I met Peter Stone in a comedic setting, practicing improv at the HIT. I knew, however, that there was more shadow to his vibe when an audience member at our show threw out the suggestion, "fascism" and he used the opportunity to give a serious monologue deploring the state of the nation. (This was pre--well--early Pandemic. Before the show, people were sipping from a single flask without a second thought, and I did a whole scene joking about how long one should wash their hands. It was a light and dark and naive time, exactly one week before we all said "oops" and went into lockdown.) As you can probably imagine, I haven't seen him since, though I have followed his support in the fight for the environment and indigenous rights. My (vaxxed and masked) spouse recently returned from HMAC, happy to tell me he had spotted but not spoken to Peter, and my boss positively reviewed his outdoor playing at Cork and Fork, so I imagine my time is nigh. I may even check out his upcoming record release show 5/29.
You may be thinking, we're a full paragraph into this song review, and she hasn't mentioned the song. Here's where I'll let you in on a secret: this is my actual first rodeo when it comes to music review, so my inclination is mostly to tell you how excited I was by the title, "Yellow Breeches." My goodness, do I love that creek, but that's a story for another day. In any case, what's to follow may largely use words not germane to music and will likely use words that are actually about music incorrectly. That's not a problem for me, and I hope it isn't for you because I really want you to know how good this song is.
"Yellow Breeches" opens up with a playful, building guitar riff. At first, I even think, "Oh, shoot, I was hoping for something less upbeat." That issue is resolved nearly immediately when the lyrics introduce the notion of fucking up, proving that the riff is just some slice of mischief. Yes, this is exactly the kind of pensive mood I am looking for in a singer-songwriter at this moment. The real game being played in this guitar part is that it never seems to resolve but continues tripping over itself to move the song forward, very much evoking the feeling of a river, or in this case a creek. Stone's frustrated twang lamenting an inner monologue that "won't shut up" reinforces this sense of perpetual fluid motion.
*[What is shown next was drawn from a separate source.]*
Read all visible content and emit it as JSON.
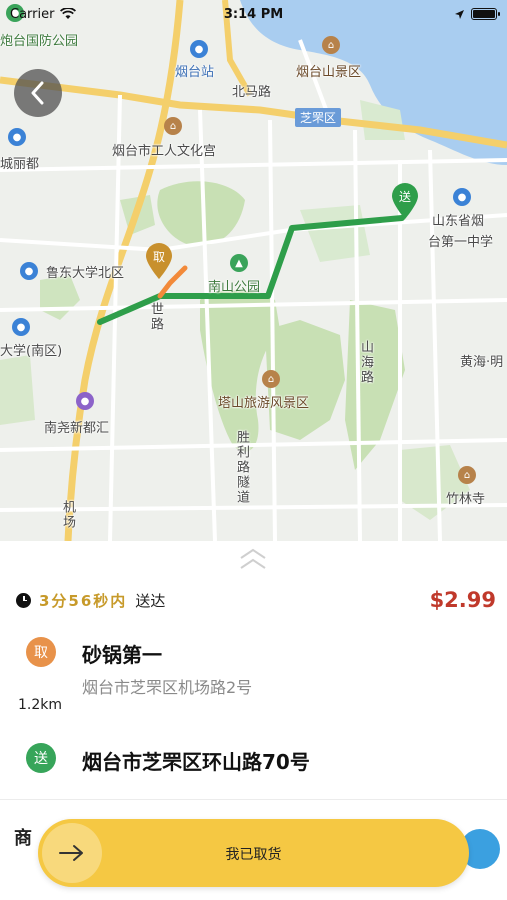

It reminds us that much like time, when we allow thoughts to gain forward momentum, they have a tendency to both overwhelm and sweep away whatever is in their path, making the peace of the present moment--or a still lake--elusive.
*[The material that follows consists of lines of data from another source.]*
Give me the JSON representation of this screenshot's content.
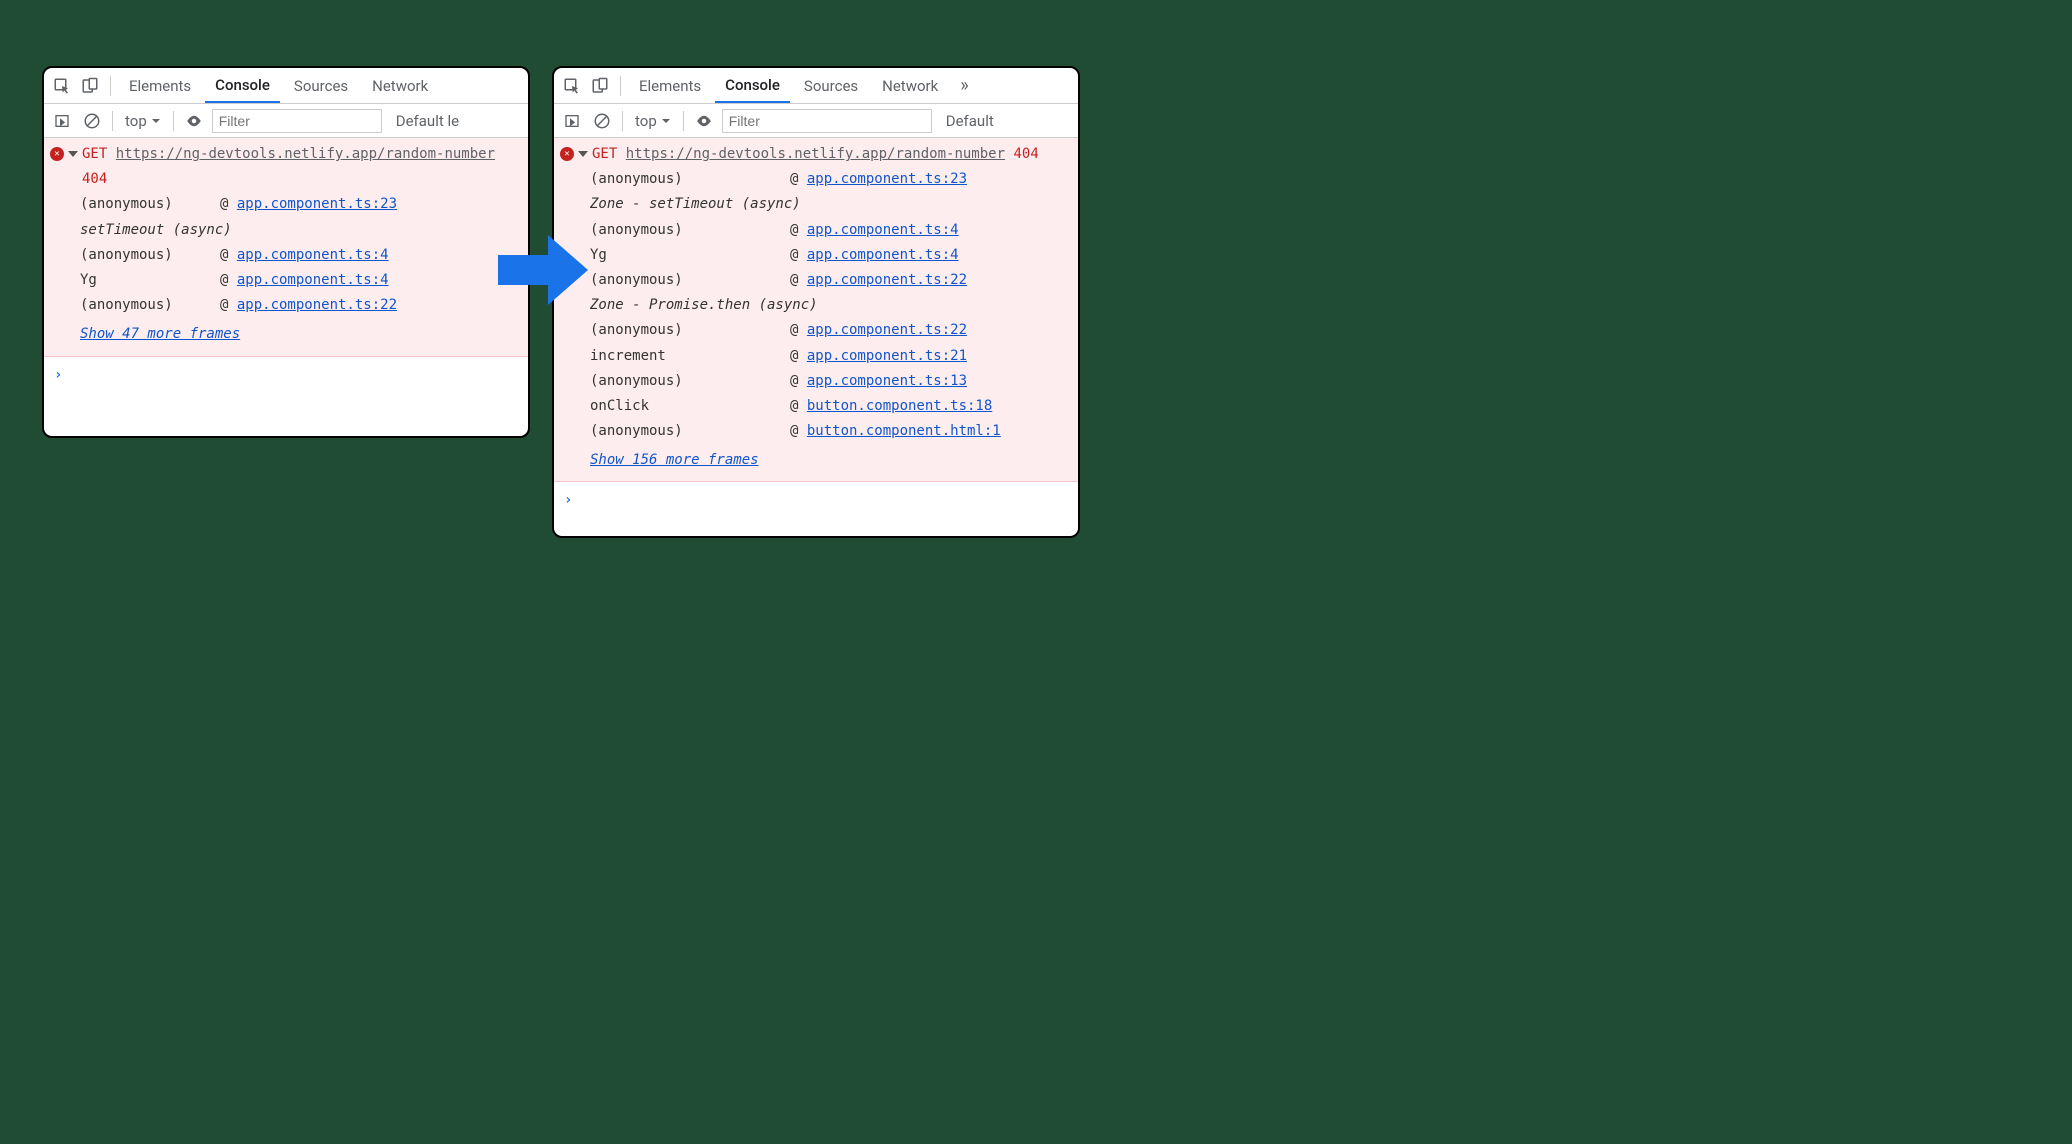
{
  "tabs": {
    "elements": "Elements",
    "console": "Console",
    "sources": "Sources",
    "network": "Network",
    "more": "»"
  },
  "toolbar": {
    "context": "top",
    "filterPlaceholder": "Filter",
    "levelsLeft": "Default le",
    "levelsRight": "Default"
  },
  "left": {
    "method": "GET",
    "url": "https://ng-devtools.netlify.app/random-number",
    "status": "404",
    "trace": [
      {
        "fn": "(anonymous)",
        "at": "@",
        "link": "app.component.ts:23"
      },
      {
        "async": "setTimeout (async)"
      },
      {
        "fn": "(anonymous)",
        "at": "@",
        "link": "app.component.ts:4"
      },
      {
        "fn": "Yg",
        "at": "@",
        "link": "app.component.ts:4"
      },
      {
        "fn": "(anonymous)",
        "at": "@",
        "link": "app.component.ts:22"
      }
    ],
    "showMore": "Show 47 more frames"
  },
  "right": {
    "method": "GET",
    "url": "https://ng-devtools.netlify.app/random-number",
    "status": "404",
    "trace": [
      {
        "fn": "(anonymous)",
        "at": "@",
        "link": "app.component.ts:23"
      },
      {
        "async": "Zone - setTimeout (async)"
      },
      {
        "fn": "(anonymous)",
        "at": "@",
        "link": "app.component.ts:4"
      },
      {
        "fn": "Yg",
        "at": "@",
        "link": "app.component.ts:4"
      },
      {
        "fn": "(anonymous)",
        "at": "@",
        "link": "app.component.ts:22"
      },
      {
        "async": "Zone - Promise.then (async)"
      },
      {
        "fn": "(anonymous)",
        "at": "@",
        "link": "app.component.ts:22"
      },
      {
        "fn": "increment",
        "at": "@",
        "link": "app.component.ts:21"
      },
      {
        "fn": "(anonymous)",
        "at": "@",
        "link": "app.component.ts:13"
      },
      {
        "fn": "onClick",
        "at": "@",
        "link": "button.component.ts:18"
      },
      {
        "fn": "(anonymous)",
        "at": "@",
        "link": "button.component.html:1"
      }
    ],
    "showMore": "Show 156 more frames"
  }
}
I imagine I was a teenager in Central Pennsylvania. (I wasn't.) I imagine myself fighting with a friend or lover by the dam in Borough Park in New Cumberland or sitting by the bank in the snow longing for a bygone summer day during which the water and a River Rat supported me and a Ziploc full of weed and American Spirits in being nowhere in particular at no time in particular. The trajectory of these thoughts is surrender as Stone relents the creek into its final destination, the Chesapeake. In the end, a distant, almost vintage, guitar solo overlays our familiar playful riff, inviting us to let go into a subtly psychedelic headspace.
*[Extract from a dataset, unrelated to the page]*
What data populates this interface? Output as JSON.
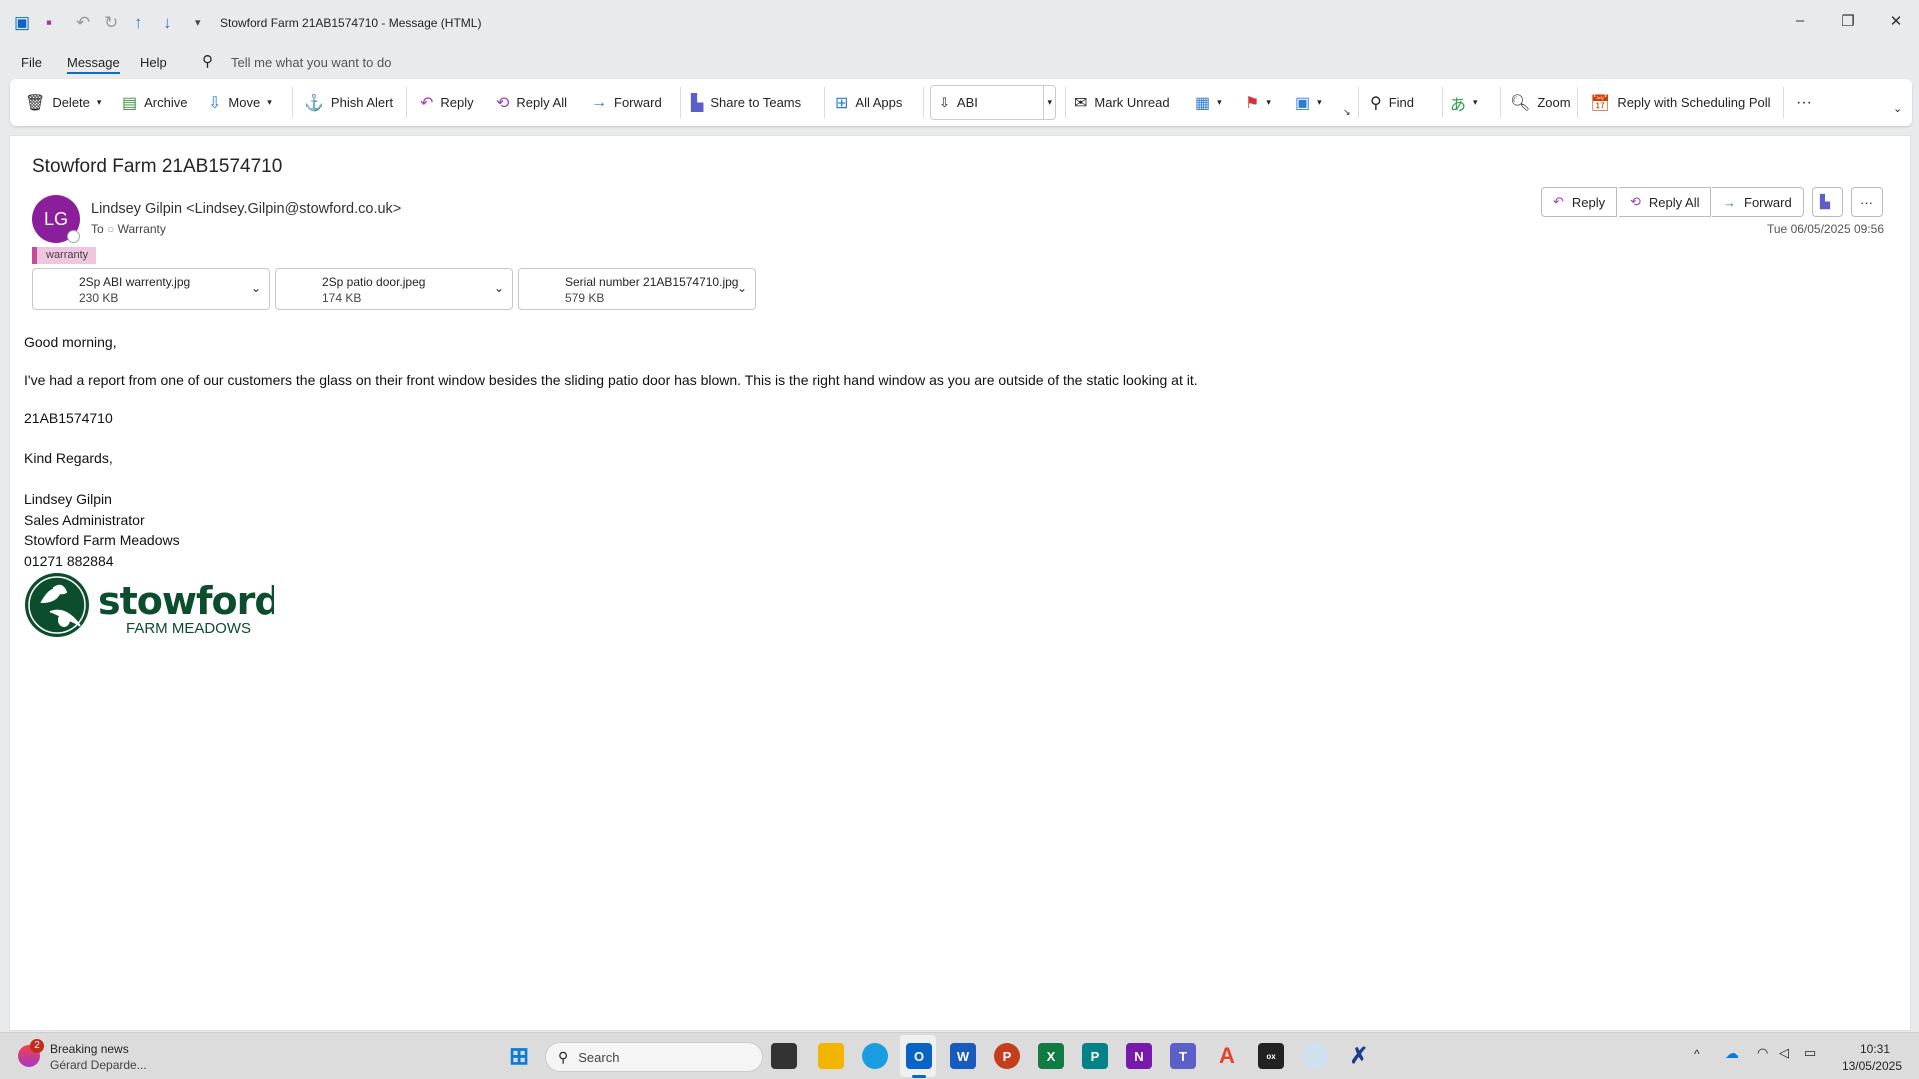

This song gets the Paris seal of approval. If it's any indication of what the rest of the album is like, I cannot wait to hear more. His new song, "Pacific" drops tomorrow 5/14!